● **Problem requirements**
Under this task are some entries; return every one of them exactly.

------------

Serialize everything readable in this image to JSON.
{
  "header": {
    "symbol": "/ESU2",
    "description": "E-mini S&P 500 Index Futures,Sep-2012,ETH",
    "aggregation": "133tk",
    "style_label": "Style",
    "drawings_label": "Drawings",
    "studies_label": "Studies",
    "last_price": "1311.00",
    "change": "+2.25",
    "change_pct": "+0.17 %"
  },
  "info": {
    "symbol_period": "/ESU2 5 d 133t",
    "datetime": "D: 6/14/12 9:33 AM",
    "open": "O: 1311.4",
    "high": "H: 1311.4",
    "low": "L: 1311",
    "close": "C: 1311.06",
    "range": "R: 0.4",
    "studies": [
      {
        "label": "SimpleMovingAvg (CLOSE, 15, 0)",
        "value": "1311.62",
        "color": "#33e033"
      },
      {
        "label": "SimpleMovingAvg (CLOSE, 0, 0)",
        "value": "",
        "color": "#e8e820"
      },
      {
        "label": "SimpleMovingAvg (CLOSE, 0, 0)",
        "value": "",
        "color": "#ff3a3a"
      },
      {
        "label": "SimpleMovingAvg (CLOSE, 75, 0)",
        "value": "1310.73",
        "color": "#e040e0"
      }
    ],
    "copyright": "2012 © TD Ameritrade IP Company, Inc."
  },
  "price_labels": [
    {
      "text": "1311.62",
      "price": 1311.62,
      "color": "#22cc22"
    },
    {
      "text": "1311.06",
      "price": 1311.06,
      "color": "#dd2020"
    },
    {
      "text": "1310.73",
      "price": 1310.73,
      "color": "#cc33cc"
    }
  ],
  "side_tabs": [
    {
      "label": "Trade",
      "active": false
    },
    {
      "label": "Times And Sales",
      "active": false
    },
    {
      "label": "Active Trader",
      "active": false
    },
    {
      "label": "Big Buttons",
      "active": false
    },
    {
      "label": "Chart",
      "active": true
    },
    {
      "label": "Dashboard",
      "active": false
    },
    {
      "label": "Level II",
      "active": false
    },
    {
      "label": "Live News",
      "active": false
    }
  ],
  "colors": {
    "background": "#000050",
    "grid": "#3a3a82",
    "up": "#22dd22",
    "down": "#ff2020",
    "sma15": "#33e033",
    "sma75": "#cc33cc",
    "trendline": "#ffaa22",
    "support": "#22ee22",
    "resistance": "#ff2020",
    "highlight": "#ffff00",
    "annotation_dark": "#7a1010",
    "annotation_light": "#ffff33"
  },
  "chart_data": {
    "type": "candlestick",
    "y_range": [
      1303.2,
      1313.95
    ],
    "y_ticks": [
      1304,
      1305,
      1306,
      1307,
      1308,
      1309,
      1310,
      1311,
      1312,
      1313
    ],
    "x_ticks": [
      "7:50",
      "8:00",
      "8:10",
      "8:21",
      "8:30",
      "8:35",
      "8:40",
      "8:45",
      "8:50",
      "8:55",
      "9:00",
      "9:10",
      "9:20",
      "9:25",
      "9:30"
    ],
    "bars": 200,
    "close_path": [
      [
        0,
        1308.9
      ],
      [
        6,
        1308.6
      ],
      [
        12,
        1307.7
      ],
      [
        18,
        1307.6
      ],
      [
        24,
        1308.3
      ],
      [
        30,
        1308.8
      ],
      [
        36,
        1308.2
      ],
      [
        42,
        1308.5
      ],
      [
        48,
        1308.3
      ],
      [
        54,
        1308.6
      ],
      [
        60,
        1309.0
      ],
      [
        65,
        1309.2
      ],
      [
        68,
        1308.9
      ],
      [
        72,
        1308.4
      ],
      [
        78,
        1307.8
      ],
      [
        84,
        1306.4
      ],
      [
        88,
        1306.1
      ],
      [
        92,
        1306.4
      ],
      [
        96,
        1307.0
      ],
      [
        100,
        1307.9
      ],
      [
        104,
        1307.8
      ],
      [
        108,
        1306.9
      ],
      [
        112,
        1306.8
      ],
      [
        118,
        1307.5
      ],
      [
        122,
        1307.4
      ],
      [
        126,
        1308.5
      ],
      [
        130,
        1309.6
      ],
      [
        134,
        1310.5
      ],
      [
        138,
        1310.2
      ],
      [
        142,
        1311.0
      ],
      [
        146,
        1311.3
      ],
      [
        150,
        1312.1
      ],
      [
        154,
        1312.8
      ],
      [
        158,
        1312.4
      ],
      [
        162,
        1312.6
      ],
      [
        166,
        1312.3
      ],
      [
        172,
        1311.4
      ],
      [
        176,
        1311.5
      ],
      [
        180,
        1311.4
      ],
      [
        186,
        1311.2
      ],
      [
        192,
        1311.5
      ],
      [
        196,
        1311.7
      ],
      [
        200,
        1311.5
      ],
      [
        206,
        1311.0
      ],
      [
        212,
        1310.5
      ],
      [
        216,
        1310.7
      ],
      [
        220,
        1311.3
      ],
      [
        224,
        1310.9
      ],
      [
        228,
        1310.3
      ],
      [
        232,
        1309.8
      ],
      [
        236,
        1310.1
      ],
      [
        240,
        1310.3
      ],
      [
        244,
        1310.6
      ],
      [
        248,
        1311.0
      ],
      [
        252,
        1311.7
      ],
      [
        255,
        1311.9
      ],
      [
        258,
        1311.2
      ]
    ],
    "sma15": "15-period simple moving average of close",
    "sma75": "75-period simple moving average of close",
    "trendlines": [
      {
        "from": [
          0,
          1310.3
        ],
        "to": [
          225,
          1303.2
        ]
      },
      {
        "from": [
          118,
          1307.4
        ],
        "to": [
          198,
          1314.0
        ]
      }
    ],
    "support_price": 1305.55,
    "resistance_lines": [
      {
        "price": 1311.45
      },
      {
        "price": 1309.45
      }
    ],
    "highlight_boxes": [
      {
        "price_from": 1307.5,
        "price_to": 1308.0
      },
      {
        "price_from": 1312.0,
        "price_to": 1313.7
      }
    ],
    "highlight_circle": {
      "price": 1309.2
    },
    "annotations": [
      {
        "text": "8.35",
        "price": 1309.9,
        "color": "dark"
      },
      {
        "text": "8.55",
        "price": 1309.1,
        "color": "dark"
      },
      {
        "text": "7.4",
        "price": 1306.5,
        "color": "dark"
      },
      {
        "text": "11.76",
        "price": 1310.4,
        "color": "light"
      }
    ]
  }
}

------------

● **Task solution**
Serialize everything readable in this image to JSON.
{
  "header": {
    "symbol": "/ESU2",
    "description": "E-mini S&P 500 Index Futures,Sep-2012,ETH",
    "aggregation": "133tk",
    "style_label": "Style",
    "drawings_label": "Drawings",
    "studies_label": "Studies",
    "last_price": "1311.00",
    "change": "+2.25",
    "change_pct": "+0.17 %"
  },
  "info": {
    "symbol_period": "/ESU2 5 d 133t",
    "datetime": "D: 6/14/12 9:33 AM",
    "open": "O: 1311.4",
    "high": "H: 1311.4",
    "low": "L: 1311",
    "close": "C: 1311.06",
    "range": "R: 0.4",
    "studies": [
      {
        "label": "SimpleMovingAvg (CLOSE, 15, 0)",
        "value": "1311.62",
        "color": "#33e033"
      },
      {
        "label": "SimpleMovingAvg (CLOSE, 0, 0)",
        "value": "",
        "color": "#e8e820"
      },
      {
        "label": "SimpleMovingAvg (CLOSE, 0, 0)",
        "value": "",
        "color": "#ff3a3a"
      },
      {
        "label": "SimpleMovingAvg (CLOSE, 75, 0)",
        "value": "1310.73",
        "color": "#e040e0"
      }
    ],
    "copyright": "2012 © TD Ameritrade IP Company, Inc."
  },
  "price_labels": [
    {
      "text": "1311.62",
      "price": 1311.62,
      "color": "#22cc22"
    },
    {
      "text": "1311.06",
      "price": 1311.06,
      "color": "#dd2020"
    },
    {
      "text": "1310.73",
      "price": 1310.73,
      "color": "#cc33cc"
    }
  ],
  "side_tabs": [
    {
      "label": "Trade",
      "active": false
    },
    {
      "label": "Times And Sales",
      "active": false
    },
    {
      "label": "Active Trader",
      "active": false
    },
    {
      "label": "Big Buttons",
      "active": false
    },
    {
      "label": "Chart",
      "active": true
    },
    {
      "label": "Dashboard",
      "active": false
    },
    {
      "label": "Level II",
      "active": false
    },
    {
      "label": "Live News",
      "active": false
    }
  ],
  "colors": {
    "background": "#000050",
    "grid": "#3a3a82",
    "up": "#22dd22",
    "down": "#ff2020",
    "sma15": "#33e033",
    "sma75": "#cc33cc",
    "trendline": "#ffaa22",
    "support": "#22ee22",
    "resistance": "#ff2020",
    "highlight": "#ffff00",
    "annotation_dark": "#7a1010",
    "annotation_light": "#ffff33"
  },
  "chart_data": {
    "type": "candlestick",
    "y_range": [
      1303.2,
      1313.95
    ],
    "y_ticks": [
      1304,
      1305,
      1306,
      1307,
      1308,
      1309,
      1310,
      1311,
      1312,
      1313
    ],
    "x_ticks": [
      "7:50",
      "8:00",
      "8:10",
      "8:21",
      "8:30",
      "8:35",
      "8:40",
      "8:45",
      "8:50",
      "8:55",
      "9:00",
      "9:10",
      "9:20",
      "9:25",
      "9:30"
    ],
    "bars": 200,
    "close_path": [
      [
        0,
        1308.9
      ],
      [
        6,
        1308.6
      ],
      [
        12,
        1307.7
      ],
      [
        18,
        1307.6
      ],
      [
        24,
        1308.3
      ],
      [
        30,
        1308.8
      ],
      [
        36,
        1308.2
      ],
      [
        42,
        1308.5
      ],
      [
        48,
        1308.3
      ],
      [
        54,
        1308.6
      ],
      [
        60,
        1309.0
      ],
      [
        65,
        1309.2
      ],
      [
        68,
        1308.9
      ],
      [
        72,
        1308.4
      ],
      [
        78,
        1307.8
      ],
      [
        84,
        1306.4
      ],
      [
        88,
        1306.1
      ],
      [
        92,
        1306.4
      ],
      [
        96,
        1307.0
      ],
      [
        100,
        1307.9
      ],
      [
        104,
        1307.8
      ],
      [
        108,
        1306.9
      ],
      [
        112,
        1306.8
      ],
      [
        118,
        1307.5
      ],
      [
        122,
        1307.4
      ],
      [
        126,
        1308.5
      ],
      [
        130,
        1309.6
      ],
      [
        134,
        1310.5
      ],
      [
        138,
        1310.2
      ],
      [
        142,
        1311.0
      ],
      [
        146,
        1311.3
      ],
      [
        150,
        1312.1
      ],
      [
        154,
        1312.8
      ],
      [
        158,
        1312.4
      ],
      [
        162,
        1312.6
      ],
      [
        166,
        1312.3
      ],
      [
        172,
        1311.4
      ],
      [
        176,
        1311.5
      ],
      [
        180,
        1311.4
      ],
      [
        186,
        1311.2
      ],
      [
        192,
        1311.5
      ],
      [
        196,
        1311.7
      ],
      [
        200,
        1311.5
      ],
      [
        206,
        1311.0
      ],
      [
        212,
        1310.5
      ],
      [
        216,
        1310.7
      ],
      [
        220,
        1311.3
      ],
      [
        224,
        1310.9
      ],
      [
        228,
        1310.3
      ],
      [
        232,
        1309.8
      ],
      [
        236,
        1310.1
      ],
      [
        240,
        1310.3
      ],
      [
        244,
        1310.6
      ],
      [
        248,
        1311.0
      ],
      [
        252,
        1311.7
      ],
      [
        255,
        1311.9
      ],
      [
        258,
        1311.2
      ]
    ],
    "sma15": "15-period simple moving average of close",
    "sma75": "75-period simple moving average of close",
    "trendlines": [
      {
        "from": [
          0,
          1310.3
        ],
        "to": [
          225,
          1303.2
        ]
      },
      {
        "from": [
          118,
          1307.4
        ],
        "to": [
          198,
          1314.0
        ]
      }
    ],
    "support_price": 1305.55,
    "resistance_lines": [
      {
        "price": 1311.45
      },
      {
        "price": 1309.45
      }
    ],
    "highlight_boxes": [
      {
        "price_from": 1307.5,
        "price_to": 1308.0
      },
      {
        "price_from": 1312.0,
        "price_to": 1313.7
      }
    ],
    "highlight_circle": {
      "price": 1309.2
    },
    "annotations": [
      {
        "text": "8.35",
        "price": 1309.9,
        "color": "dark"
      },
      {
        "text": "8.55",
        "price": 1309.1,
        "color": "dark"
      },
      {
        "text": "7.4",
        "price": 1306.5,
        "color": "dark"
      },
      {
        "text": "11.76",
        "price": 1310.4,
        "color": "light"
      }
    ]
  }
}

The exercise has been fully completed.